Beyond those two likely nominations, the Tony Awards prospects for "9 to 5" are difficult to assess. All three leading ladies -- Stephanie Block, Megan Hilty and Allison Janney — landed Drama Desk nods. But is there room for all of them in the Tony race, which will have only five nominees? Alice Ripley — who starred in the off-Broadway run of "Next to Normal" — was ineligible for the Drama Desk award but is a strong contender for the Tony. Sutton Foster ("Shrek: The Musical") has one Tony win ("Thoroughly Modern Millie," 2002) to show for her three previous noms in that race. And although Stockard Channing ("Pal Joey") has never contended on the musical side, she has won one Tony ("Joe Egg," 1985) out of five nods on the play front.
Many of the critics expressed disappointment in Joe Mantello's direction of "9 to 5." The onetime Tony-nominated actor ("Angels in America: Millennium Approaches") has taken Tonys for helming both a play ("Take Me Out," 2003) and a musical ("Assassins," 2004). Although he also directed best-musical contender "Wicked" in 2004, he was snubbed for that big budget show. Could the same fate await him this year?
As Joe Dziemianowicz of the New York Daily News said in his mixed review, "Not every tune is a home run, and some lyrics are too plain-spoken. But enough of them stand out, like "I Just Might," a bright, optimistic ballad. The best number, "Change It," is about the office but really addresses larger issues, and makes the show shine. Unfortunately, Joe Mantello's direction (he scored big with "Wicked") careens from full-of-life to DOA, including a poorly realized scene with a dead body in a hospital. The creative team, including writer Patricia Resnick, who co-authored the film, has struggled to open the show up for the stage."
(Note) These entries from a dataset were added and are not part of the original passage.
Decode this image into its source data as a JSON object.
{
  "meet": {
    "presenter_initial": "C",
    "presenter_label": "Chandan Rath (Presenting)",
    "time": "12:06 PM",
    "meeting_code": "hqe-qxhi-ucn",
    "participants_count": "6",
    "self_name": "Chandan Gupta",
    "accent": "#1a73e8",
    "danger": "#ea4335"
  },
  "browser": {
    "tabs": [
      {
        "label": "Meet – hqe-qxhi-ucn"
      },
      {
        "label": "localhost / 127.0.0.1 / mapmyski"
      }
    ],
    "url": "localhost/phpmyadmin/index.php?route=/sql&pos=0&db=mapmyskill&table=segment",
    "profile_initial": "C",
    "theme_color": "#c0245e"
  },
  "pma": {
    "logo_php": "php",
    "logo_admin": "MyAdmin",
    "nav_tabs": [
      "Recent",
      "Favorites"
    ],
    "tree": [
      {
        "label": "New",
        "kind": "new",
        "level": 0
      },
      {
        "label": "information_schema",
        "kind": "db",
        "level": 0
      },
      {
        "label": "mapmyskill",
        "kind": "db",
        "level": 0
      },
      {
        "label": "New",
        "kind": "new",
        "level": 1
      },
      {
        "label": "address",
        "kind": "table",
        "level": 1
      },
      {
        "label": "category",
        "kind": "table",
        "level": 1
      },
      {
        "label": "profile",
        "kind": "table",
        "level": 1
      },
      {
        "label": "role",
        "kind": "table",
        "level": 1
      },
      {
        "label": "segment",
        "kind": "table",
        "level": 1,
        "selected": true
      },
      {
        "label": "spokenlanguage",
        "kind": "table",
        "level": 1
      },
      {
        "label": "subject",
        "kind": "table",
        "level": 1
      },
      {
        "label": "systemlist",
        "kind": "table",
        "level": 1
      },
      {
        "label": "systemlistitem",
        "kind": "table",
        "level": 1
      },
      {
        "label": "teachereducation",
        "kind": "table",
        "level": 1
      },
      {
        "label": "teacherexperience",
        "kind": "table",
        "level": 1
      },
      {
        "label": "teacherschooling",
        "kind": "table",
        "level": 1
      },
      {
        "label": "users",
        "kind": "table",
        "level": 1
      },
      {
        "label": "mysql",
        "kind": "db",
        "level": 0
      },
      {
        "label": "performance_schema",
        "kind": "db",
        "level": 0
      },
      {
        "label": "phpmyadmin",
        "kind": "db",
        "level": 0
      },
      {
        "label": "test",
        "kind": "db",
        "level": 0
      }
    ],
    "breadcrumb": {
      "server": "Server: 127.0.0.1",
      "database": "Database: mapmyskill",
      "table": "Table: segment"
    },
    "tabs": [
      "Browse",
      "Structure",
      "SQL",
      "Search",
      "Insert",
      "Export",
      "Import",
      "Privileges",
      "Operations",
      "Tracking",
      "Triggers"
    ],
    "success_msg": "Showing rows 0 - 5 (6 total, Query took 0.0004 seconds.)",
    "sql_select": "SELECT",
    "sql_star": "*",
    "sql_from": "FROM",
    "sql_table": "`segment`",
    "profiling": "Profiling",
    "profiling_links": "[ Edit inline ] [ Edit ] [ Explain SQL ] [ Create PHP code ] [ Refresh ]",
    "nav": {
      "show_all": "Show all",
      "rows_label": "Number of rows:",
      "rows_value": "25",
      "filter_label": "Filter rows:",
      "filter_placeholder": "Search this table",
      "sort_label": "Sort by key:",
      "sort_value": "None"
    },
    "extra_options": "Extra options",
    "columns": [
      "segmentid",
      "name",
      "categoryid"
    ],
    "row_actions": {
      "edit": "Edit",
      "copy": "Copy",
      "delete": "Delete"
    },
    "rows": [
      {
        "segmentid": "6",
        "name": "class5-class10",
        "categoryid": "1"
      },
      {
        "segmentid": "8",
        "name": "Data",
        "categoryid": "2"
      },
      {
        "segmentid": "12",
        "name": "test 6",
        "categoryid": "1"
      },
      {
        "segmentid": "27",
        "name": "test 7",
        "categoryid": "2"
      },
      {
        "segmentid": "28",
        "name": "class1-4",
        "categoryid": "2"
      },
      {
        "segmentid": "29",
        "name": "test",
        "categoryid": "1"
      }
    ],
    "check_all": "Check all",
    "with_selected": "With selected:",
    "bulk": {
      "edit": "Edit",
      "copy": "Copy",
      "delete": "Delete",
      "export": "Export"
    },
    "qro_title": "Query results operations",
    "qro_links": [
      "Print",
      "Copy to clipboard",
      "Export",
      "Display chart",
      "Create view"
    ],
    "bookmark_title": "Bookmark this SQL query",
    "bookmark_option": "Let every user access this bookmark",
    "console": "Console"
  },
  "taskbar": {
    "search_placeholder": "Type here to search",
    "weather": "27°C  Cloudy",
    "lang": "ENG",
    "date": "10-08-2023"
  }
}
Michael Kuchwara of the AP said, "You won't mistake Parton's words and music for the works of Stephen Sondheim, yet she has a simple, direct way with lyrics and a beguiling sense of melody whether it's country twang, gospel, rhythm 'n' blues, power ballad or sentimental love song. But Parton hasn't been served well by her director Joe Mantello, who pushes the musical and book writer Patricia Resnick's overstuffed cartoon of a story at a furious pace. For much of the evening, everything is played in the key of frantic, as if the director were afraid to let the show slow down, catch its breath and let us really get to know the three women who kidnap their sexist pig of a boss. And when the women are played by a talented trio of ladies such as Allison Janney, Stephanie J. Block and Megan Hilty, that's a shame."
For Elysa Gardner of USA Today, "The libretto, adapted by Patricia Resnick from her original screenplay, has a populist bent that, if timely, can take on a self-conscious earnestness. But she has also retained a flair for wry, cheeky humor that is well served by the cast — particularly Allison Janney, who deftly fills Lily Tomlin's shoes as long-suffering office manager Violet Newstead. Janney may not have a mellifluous singing voice, but her delectably tart delivery, of songs as well as dialogue, is one of the production's two strongest assets; Marc Kudisch's divinely dastardly Hart is the other. If there were a Tony Award for best sport, Kudisch would be a leading contender; his villain is bound, lassoed, shot and poisoned — and that's just in a Disney-themed hallucination sequence that's one of director Joe Mantello's more inspired touches."
And Ben Brantley of the New York Times dismissed the show as a "gaudy empty musical." However, he did think, "blessed with the presence of Allison Janney. This deliciously droll actress is known for playing exceedingly competent people (“The West Wing” on television, “Present Laughter” on Broadway) with much more than mere competence, and her game but dignified professionalism is the show’s biggest asset."
Photo credit: Marquis Theatre